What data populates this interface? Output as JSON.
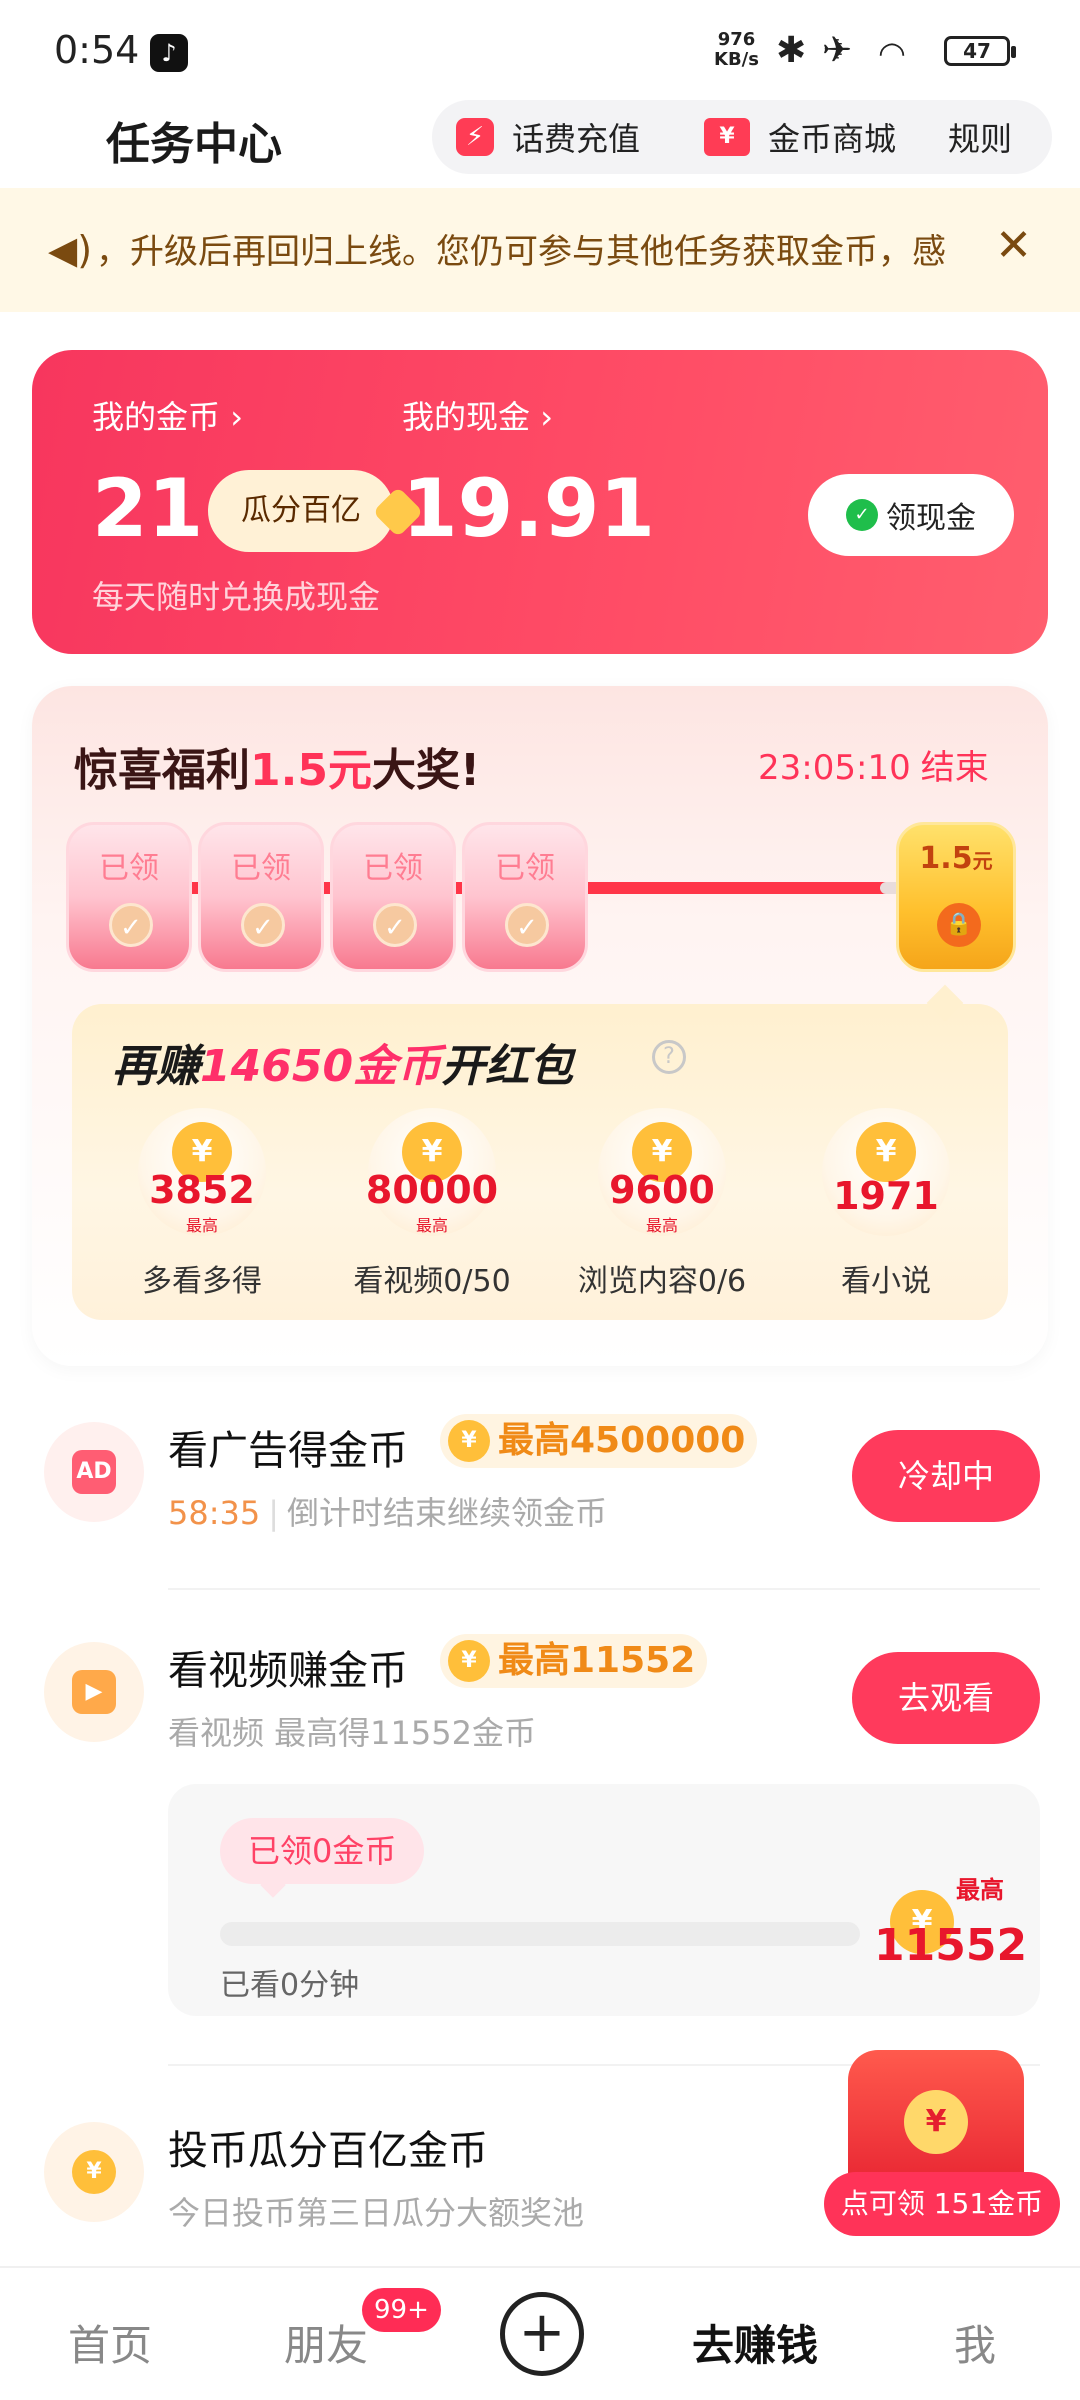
{
  "status_bar": {
    "time": "0:54",
    "app_icon": "tiktok-icon",
    "net_speed_top": "976",
    "net_speed_unit": "KB/s",
    "battery": "47"
  },
  "header": {
    "title": "任务中心",
    "recharge_label": "话费充值",
    "mall_label": "金币商城",
    "rules_label": "规则"
  },
  "notice": {
    "text": "，升级后再回归上线。您仍可参与其他任务获取金币，感"
  },
  "wallet": {
    "coins_label": "我的金币",
    "coins_value": "21",
    "gua_label": "瓜分百亿",
    "coins_sub": "每天随时兑换成现金",
    "cash_label": "我的现金",
    "cash_value": "19.91",
    "cash_button": "领现金"
  },
  "surprise": {
    "title_prefix": "惊喜福利",
    "title_amount": "1.5元",
    "title_suffix": "大奖!",
    "timer": "23:05:10",
    "timer_end": "结束",
    "packets": [
      "已领",
      "已领",
      "已领",
      "已领"
    ],
    "final_amount": "1.5",
    "final_unit": "元",
    "progress_fraction": 0.96
  },
  "earn": {
    "title_prefix": "再赚",
    "title_number": "14650金币",
    "title_suffix": "开红包",
    "max_label": "最高",
    "items": [
      {
        "value": "3852",
        "name": "多看多得",
        "max": "最高"
      },
      {
        "value": "80000",
        "name": "看视频0/50",
        "max": "最高"
      },
      {
        "value": "9600",
        "name": "浏览内容0/6",
        "max": "最高"
      },
      {
        "value": "1971",
        "name": "看小说",
        "max": ""
      }
    ]
  },
  "tasks": {
    "ads": {
      "icon_text": "AD",
      "name": "看广告得金币",
      "badge": "最高4500000",
      "countdown": "58:35",
      "desc": "倒计时结束继续领金币",
      "button": "冷却中"
    },
    "video": {
      "name": "看视频赚金币",
      "badge": "最高11552",
      "desc": "看视频 最高得11552金币",
      "button": "去观看",
      "got_label": "已领0金币",
      "watched_label": "已看0分钟",
      "max_label": "最高",
      "max_value": "11552",
      "progress": 0
    },
    "coin_vote": {
      "name": "投币瓜分百亿金币",
      "desc": "今日投币第三日瓜分大额奖池"
    }
  },
  "floating_gift": {
    "label": "点可领 151金币"
  },
  "bottom_nav": {
    "home": "首页",
    "friends": "朋友",
    "friends_badge": "99+",
    "earn": "去赚钱",
    "me": "我"
  },
  "colors": {
    "accent": "#ff3a5c",
    "coin_gold": "#ffbf3a",
    "notice_bg": "#fff8e6"
  }
}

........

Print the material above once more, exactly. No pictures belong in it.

TASK SOLUTION ▸
What data populates this interface? Output as JSON.
{
  "status_bar": {
    "time": "0:54",
    "app_icon": "tiktok-icon",
    "net_speed_top": "976",
    "net_speed_unit": "KB/s",
    "battery": "47"
  },
  "header": {
    "title": "任务中心",
    "recharge_label": "话费充值",
    "mall_label": "金币商城",
    "rules_label": "规则"
  },
  "notice": {
    "text": "，升级后再回归上线。您仍可参与其他任务获取金币，感"
  },
  "wallet": {
    "coins_label": "我的金币",
    "coins_value": "21",
    "gua_label": "瓜分百亿",
    "coins_sub": "每天随时兑换成现金",
    "cash_label": "我的现金",
    "cash_value": "19.91",
    "cash_button": "领现金"
  },
  "surprise": {
    "title_prefix": "惊喜福利",
    "title_amount": "1.5元",
    "title_suffix": "大奖!",
    "timer": "23:05:10",
    "timer_end": "结束",
    "packets": [
      "已领",
      "已领",
      "已领",
      "已领"
    ],
    "final_amount": "1.5",
    "final_unit": "元",
    "progress_fraction": 0.96
  },
  "earn": {
    "title_prefix": "再赚",
    "title_number": "14650金币",
    "title_suffix": "开红包",
    "max_label": "最高",
    "items": [
      {
        "value": "3852",
        "name": "多看多得",
        "max": "最高"
      },
      {
        "value": "80000",
        "name": "看视频0/50",
        "max": "最高"
      },
      {
        "value": "9600",
        "name": "浏览内容0/6",
        "max": "最高"
      },
      {
        "value": "1971",
        "name": "看小说",
        "max": ""
      }
    ]
  },
  "tasks": {
    "ads": {
      "icon_text": "AD",
      "name": "看广告得金币",
      "badge": "最高4500000",
      "countdown": "58:35",
      "desc": "倒计时结束继续领金币",
      "button": "冷却中"
    },
    "video": {
      "name": "看视频赚金币",
      "badge": "最高11552",
      "desc": "看视频 最高得11552金币",
      "button": "去观看",
      "got_label": "已领0金币",
      "watched_label": "已看0分钟",
      "max_label": "最高",
      "max_value": "11552",
      "progress": 0
    },
    "coin_vote": {
      "name": "投币瓜分百亿金币",
      "desc": "今日投币第三日瓜分大额奖池"
    }
  },
  "floating_gift": {
    "label": "点可领 151金币"
  },
  "bottom_nav": {
    "home": "首页",
    "friends": "朋友",
    "friends_badge": "99+",
    "earn": "去赚钱",
    "me": "我"
  },
  "colors": {
    "accent": "#ff3a5c",
    "coin_gold": "#ffbf3a",
    "notice_bg": "#fff8e6"
  }
}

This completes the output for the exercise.